## RECORDS FOR THIS EXERCISE
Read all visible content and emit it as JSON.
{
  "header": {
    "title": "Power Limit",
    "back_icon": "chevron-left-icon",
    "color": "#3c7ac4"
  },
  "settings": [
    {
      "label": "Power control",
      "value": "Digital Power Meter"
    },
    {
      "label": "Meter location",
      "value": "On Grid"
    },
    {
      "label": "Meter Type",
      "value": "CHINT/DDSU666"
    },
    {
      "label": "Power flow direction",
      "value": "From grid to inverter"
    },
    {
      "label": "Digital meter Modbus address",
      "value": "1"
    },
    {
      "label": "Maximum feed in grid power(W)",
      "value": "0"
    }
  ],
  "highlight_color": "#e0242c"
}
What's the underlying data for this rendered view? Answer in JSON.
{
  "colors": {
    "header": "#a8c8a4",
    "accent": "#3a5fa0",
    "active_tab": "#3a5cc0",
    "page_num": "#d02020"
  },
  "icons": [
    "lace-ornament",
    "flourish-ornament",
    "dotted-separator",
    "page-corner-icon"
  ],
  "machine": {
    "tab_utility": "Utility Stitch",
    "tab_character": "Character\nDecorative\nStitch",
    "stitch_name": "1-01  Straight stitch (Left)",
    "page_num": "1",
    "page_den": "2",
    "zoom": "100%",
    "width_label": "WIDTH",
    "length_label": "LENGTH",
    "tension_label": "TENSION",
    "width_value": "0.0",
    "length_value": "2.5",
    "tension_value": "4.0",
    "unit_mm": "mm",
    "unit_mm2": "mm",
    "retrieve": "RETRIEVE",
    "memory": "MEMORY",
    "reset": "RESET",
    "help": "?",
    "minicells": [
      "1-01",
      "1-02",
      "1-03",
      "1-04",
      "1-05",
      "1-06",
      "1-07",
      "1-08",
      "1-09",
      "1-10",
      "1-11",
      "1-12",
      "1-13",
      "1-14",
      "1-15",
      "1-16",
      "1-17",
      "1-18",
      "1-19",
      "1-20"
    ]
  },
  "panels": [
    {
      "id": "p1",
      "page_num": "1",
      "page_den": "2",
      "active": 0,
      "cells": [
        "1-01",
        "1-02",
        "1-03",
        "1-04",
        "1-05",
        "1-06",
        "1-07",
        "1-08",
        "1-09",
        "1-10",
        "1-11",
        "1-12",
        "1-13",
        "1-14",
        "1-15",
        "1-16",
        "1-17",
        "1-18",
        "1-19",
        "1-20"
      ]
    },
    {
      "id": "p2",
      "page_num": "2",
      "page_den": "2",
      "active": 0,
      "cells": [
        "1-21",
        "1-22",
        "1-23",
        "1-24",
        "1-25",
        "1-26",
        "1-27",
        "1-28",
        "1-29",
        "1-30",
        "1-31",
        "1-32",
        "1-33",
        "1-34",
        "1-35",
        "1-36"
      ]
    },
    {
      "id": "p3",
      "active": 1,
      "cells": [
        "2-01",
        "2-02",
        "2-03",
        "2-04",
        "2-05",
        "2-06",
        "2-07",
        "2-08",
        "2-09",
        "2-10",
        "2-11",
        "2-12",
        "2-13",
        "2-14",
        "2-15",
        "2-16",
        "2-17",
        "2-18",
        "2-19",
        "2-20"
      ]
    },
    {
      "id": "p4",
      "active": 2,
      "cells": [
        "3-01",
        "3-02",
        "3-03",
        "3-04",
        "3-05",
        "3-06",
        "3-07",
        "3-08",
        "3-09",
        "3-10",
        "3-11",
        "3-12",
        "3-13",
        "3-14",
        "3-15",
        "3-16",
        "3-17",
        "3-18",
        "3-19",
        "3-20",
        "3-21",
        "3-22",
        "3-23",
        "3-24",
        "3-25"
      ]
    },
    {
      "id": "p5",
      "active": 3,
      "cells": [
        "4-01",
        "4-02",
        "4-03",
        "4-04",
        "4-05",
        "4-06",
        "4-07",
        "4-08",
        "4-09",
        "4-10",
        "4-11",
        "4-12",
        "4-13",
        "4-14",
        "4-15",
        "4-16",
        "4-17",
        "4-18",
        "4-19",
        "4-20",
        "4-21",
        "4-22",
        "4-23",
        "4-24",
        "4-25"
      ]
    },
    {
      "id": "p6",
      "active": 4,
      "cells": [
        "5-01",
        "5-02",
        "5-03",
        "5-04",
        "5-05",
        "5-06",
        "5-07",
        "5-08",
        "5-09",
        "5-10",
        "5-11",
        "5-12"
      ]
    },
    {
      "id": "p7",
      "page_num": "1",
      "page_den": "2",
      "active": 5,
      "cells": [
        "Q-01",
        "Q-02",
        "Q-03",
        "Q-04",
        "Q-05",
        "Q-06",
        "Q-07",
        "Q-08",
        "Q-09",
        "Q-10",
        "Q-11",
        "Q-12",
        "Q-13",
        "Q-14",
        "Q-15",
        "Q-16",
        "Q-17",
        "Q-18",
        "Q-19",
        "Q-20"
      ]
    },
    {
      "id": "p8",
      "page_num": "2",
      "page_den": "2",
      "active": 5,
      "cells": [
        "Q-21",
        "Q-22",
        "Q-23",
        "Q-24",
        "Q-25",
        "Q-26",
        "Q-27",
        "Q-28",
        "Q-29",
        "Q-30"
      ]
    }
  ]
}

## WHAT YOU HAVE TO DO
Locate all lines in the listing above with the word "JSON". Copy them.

## RESPONSE FOR THIS EXERCISE
Read all visible content and emit it as JSON.
What's the underlying data for this rendered view? Answer in JSON.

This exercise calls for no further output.